:: TASK BRIEF ::
Below are some records. Say how many of their lines include the string "JSON", giving only the number.

+-------+

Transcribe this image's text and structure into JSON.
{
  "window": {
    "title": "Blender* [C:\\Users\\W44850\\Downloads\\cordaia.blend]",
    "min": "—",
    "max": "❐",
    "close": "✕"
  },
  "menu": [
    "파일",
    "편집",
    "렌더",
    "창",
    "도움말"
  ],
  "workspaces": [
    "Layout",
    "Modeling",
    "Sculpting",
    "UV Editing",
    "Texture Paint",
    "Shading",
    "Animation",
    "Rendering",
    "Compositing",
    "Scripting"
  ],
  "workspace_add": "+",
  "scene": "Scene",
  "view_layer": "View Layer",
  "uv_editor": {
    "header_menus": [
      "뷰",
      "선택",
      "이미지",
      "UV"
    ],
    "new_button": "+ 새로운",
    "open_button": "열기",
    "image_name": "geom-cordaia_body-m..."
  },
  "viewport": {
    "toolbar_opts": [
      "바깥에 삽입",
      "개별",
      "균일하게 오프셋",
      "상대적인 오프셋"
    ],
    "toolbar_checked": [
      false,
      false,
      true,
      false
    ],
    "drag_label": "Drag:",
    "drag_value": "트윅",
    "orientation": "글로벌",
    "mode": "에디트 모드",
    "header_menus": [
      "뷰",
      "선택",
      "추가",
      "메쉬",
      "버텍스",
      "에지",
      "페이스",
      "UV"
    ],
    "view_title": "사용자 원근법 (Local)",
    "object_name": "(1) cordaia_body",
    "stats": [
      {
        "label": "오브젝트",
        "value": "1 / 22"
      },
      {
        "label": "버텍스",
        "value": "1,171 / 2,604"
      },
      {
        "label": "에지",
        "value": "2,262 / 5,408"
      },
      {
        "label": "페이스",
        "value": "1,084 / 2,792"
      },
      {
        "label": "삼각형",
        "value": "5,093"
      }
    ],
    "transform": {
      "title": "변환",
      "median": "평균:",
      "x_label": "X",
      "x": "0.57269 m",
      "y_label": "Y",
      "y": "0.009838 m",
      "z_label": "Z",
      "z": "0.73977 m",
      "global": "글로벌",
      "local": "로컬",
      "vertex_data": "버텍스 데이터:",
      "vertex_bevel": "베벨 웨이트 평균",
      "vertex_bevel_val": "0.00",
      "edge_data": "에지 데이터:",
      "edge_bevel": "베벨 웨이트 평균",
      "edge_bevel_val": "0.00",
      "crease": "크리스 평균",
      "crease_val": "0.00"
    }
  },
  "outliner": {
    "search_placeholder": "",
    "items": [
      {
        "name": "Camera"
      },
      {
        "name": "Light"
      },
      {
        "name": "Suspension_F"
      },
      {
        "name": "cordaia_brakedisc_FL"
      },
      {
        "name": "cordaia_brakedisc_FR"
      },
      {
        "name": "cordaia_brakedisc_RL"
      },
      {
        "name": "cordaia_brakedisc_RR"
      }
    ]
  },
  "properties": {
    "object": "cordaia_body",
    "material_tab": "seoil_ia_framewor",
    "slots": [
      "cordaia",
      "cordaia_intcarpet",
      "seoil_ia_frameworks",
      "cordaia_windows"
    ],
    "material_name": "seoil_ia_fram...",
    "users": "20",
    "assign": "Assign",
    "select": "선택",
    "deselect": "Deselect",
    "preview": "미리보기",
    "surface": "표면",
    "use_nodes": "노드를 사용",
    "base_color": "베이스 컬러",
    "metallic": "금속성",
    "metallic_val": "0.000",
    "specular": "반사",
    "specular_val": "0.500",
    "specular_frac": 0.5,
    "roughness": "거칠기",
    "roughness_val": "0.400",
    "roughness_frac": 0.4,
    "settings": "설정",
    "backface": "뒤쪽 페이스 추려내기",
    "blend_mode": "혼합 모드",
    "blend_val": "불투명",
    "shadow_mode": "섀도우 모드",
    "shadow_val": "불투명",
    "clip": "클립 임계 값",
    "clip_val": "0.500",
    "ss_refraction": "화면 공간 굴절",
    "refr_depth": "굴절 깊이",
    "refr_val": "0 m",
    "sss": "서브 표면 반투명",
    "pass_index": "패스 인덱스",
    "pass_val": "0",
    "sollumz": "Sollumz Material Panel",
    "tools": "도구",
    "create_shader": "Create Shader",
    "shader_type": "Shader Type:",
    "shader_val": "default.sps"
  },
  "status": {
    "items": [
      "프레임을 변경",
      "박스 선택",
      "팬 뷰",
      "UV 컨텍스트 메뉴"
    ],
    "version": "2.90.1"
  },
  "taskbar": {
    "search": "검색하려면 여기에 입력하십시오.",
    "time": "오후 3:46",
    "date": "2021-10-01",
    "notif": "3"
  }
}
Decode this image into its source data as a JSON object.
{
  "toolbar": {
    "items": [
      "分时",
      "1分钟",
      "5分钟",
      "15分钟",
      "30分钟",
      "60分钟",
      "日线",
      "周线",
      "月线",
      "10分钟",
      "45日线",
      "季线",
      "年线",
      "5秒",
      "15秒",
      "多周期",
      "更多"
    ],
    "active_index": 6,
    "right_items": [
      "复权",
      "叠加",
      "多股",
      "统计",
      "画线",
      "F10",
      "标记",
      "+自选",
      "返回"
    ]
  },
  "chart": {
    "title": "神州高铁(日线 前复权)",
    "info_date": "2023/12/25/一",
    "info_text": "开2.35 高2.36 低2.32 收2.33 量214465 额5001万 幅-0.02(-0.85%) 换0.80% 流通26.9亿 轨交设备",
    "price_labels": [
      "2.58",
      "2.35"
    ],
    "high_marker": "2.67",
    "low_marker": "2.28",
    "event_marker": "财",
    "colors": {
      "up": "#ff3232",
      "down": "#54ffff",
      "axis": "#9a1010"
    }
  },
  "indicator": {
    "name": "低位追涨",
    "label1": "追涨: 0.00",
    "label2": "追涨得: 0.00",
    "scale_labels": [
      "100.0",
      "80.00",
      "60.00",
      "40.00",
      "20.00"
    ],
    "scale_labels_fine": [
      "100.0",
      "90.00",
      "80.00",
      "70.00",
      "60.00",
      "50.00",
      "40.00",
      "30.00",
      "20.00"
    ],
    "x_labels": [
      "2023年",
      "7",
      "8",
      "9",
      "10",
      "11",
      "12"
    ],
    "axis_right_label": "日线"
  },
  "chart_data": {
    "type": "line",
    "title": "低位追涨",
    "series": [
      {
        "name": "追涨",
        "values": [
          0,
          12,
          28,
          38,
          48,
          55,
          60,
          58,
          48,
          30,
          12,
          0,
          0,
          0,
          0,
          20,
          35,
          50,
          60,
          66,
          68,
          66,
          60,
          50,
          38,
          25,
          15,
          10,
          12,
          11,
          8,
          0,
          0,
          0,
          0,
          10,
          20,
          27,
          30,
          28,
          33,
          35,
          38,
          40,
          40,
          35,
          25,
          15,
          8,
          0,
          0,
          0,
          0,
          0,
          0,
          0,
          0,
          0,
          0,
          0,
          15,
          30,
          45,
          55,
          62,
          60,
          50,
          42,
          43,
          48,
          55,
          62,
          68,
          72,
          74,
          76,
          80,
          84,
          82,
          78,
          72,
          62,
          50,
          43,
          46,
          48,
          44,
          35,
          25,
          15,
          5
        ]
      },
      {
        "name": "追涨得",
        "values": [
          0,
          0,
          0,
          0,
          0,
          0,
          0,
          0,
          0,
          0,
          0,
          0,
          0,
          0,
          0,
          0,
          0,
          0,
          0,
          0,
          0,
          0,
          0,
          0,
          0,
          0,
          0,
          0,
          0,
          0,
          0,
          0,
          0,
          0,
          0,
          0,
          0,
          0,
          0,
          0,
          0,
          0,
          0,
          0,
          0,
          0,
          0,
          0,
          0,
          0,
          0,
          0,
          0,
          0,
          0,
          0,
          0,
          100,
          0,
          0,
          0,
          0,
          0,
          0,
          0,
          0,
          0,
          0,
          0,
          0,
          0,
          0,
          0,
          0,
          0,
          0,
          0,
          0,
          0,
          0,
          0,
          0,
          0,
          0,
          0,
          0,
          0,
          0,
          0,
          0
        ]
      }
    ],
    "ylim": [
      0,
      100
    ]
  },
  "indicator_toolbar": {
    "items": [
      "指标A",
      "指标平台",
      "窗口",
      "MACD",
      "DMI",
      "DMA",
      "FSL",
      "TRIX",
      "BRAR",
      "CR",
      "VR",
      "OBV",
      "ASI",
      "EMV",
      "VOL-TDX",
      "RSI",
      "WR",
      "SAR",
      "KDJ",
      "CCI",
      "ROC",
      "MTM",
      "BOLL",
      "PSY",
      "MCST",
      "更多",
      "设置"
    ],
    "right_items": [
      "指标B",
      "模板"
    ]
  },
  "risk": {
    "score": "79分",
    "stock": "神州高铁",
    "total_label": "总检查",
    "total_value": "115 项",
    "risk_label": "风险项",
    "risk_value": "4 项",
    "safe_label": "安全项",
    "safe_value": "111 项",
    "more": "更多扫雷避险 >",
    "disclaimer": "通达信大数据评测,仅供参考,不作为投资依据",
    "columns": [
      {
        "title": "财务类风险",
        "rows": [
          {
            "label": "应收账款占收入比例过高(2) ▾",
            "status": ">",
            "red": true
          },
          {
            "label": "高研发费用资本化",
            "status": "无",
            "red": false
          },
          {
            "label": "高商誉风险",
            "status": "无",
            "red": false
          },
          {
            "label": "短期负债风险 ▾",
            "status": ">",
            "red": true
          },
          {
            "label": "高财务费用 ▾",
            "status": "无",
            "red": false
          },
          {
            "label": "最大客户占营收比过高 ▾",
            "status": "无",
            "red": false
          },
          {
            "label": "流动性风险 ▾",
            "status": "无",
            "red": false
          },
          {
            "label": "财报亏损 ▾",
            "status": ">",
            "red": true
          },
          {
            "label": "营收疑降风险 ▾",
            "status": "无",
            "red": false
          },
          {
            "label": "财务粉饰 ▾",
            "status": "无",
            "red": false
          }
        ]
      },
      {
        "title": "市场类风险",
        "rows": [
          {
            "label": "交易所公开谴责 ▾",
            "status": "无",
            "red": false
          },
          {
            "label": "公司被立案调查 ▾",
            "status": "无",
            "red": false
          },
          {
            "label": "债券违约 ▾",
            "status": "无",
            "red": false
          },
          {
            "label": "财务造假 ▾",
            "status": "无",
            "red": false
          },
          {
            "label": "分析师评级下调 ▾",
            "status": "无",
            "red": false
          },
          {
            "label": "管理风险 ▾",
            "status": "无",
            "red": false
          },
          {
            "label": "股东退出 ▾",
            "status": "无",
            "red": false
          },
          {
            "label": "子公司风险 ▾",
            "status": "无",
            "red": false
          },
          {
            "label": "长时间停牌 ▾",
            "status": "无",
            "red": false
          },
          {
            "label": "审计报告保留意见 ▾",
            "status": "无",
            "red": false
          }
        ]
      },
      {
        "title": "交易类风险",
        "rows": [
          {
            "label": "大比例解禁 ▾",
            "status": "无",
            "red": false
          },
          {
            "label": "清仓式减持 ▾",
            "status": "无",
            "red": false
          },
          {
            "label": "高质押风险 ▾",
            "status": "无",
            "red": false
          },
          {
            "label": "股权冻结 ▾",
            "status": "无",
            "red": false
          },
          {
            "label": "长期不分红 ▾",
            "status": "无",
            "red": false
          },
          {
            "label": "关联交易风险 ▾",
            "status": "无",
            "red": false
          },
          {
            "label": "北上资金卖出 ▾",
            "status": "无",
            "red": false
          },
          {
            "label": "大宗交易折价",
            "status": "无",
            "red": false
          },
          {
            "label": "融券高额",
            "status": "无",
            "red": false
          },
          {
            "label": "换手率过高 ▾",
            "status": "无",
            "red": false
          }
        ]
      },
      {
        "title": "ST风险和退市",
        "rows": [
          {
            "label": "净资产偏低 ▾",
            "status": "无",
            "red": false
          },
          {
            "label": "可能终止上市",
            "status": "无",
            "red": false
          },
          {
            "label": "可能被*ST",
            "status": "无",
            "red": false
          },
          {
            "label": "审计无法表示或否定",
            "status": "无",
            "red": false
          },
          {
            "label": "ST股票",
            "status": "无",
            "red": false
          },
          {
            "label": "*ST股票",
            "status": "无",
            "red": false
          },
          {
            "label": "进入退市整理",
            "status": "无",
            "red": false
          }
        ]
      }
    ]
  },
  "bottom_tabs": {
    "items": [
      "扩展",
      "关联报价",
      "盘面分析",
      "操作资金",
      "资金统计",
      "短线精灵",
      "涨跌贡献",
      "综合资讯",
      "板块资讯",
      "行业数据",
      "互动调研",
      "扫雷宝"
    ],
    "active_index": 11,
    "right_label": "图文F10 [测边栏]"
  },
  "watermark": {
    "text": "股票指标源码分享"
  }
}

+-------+

:: FINAL ANSWER ::
2